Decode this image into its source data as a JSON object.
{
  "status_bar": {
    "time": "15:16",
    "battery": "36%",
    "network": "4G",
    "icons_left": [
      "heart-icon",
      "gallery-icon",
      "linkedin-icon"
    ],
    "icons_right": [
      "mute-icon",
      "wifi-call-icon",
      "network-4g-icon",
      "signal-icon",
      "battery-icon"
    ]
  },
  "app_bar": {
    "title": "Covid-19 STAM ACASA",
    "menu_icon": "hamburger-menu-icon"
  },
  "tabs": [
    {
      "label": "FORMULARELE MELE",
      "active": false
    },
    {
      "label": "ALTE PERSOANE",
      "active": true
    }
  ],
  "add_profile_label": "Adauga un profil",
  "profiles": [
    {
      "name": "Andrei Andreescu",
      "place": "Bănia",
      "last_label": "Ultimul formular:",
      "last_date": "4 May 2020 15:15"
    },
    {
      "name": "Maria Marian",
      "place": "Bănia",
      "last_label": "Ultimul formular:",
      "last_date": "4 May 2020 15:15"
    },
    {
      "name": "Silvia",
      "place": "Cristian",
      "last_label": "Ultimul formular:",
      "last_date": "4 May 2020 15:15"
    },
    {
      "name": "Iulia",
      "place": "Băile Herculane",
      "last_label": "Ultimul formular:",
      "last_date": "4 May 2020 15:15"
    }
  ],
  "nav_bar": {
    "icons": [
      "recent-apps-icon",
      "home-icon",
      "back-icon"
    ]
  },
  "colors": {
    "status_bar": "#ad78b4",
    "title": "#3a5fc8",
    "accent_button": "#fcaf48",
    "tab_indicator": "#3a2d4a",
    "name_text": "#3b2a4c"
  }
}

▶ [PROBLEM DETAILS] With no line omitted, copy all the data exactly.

▶ [RESPONSE TO THIS TASK]
Decode this image into its source data as a JSON object.
{
  "status_bar": {
    "time": "15:16",
    "battery": "36%",
    "network": "4G",
    "icons_left": [
      "heart-icon",
      "gallery-icon",
      "linkedin-icon"
    ],
    "icons_right": [
      "mute-icon",
      "wifi-call-icon",
      "network-4g-icon",
      "signal-icon",
      "battery-icon"
    ]
  },
  "app_bar": {
    "title": "Covid-19 STAM ACASA",
    "menu_icon": "hamburger-menu-icon"
  },
  "tabs": [
    {
      "label": "FORMULARELE MELE",
      "active": false
    },
    {
      "label": "ALTE PERSOANE",
      "active": true
    }
  ],
  "add_profile_label": "Adauga un profil",
  "profiles": [
    {
      "name": "Andrei Andreescu",
      "place": "Bănia",
      "last_label": "Ultimul formular:",
      "last_date": "4 May 2020 15:15"
    },
    {
      "name": "Maria Marian",
      "place": "Bănia",
      "last_label": "Ultimul formular:",
      "last_date": "4 May 2020 15:15"
    },
    {
      "name": "Silvia",
      "place": "Cristian",
      "last_label": "Ultimul formular:",
      "last_date": "4 May 2020 15:15"
    },
    {
      "name": "Iulia",
      "place": "Băile Herculane",
      "last_label": "Ultimul formular:",
      "last_date": "4 May 2020 15:15"
    }
  ],
  "nav_bar": {
    "icons": [
      "recent-apps-icon",
      "home-icon",
      "back-icon"
    ]
  },
  "colors": {
    "status_bar": "#ad78b4",
    "title": "#3a5fc8",
    "accent_button": "#fcaf48",
    "tab_indicator": "#3a2d4a",
    "name_text": "#3b2a4c"
  }
}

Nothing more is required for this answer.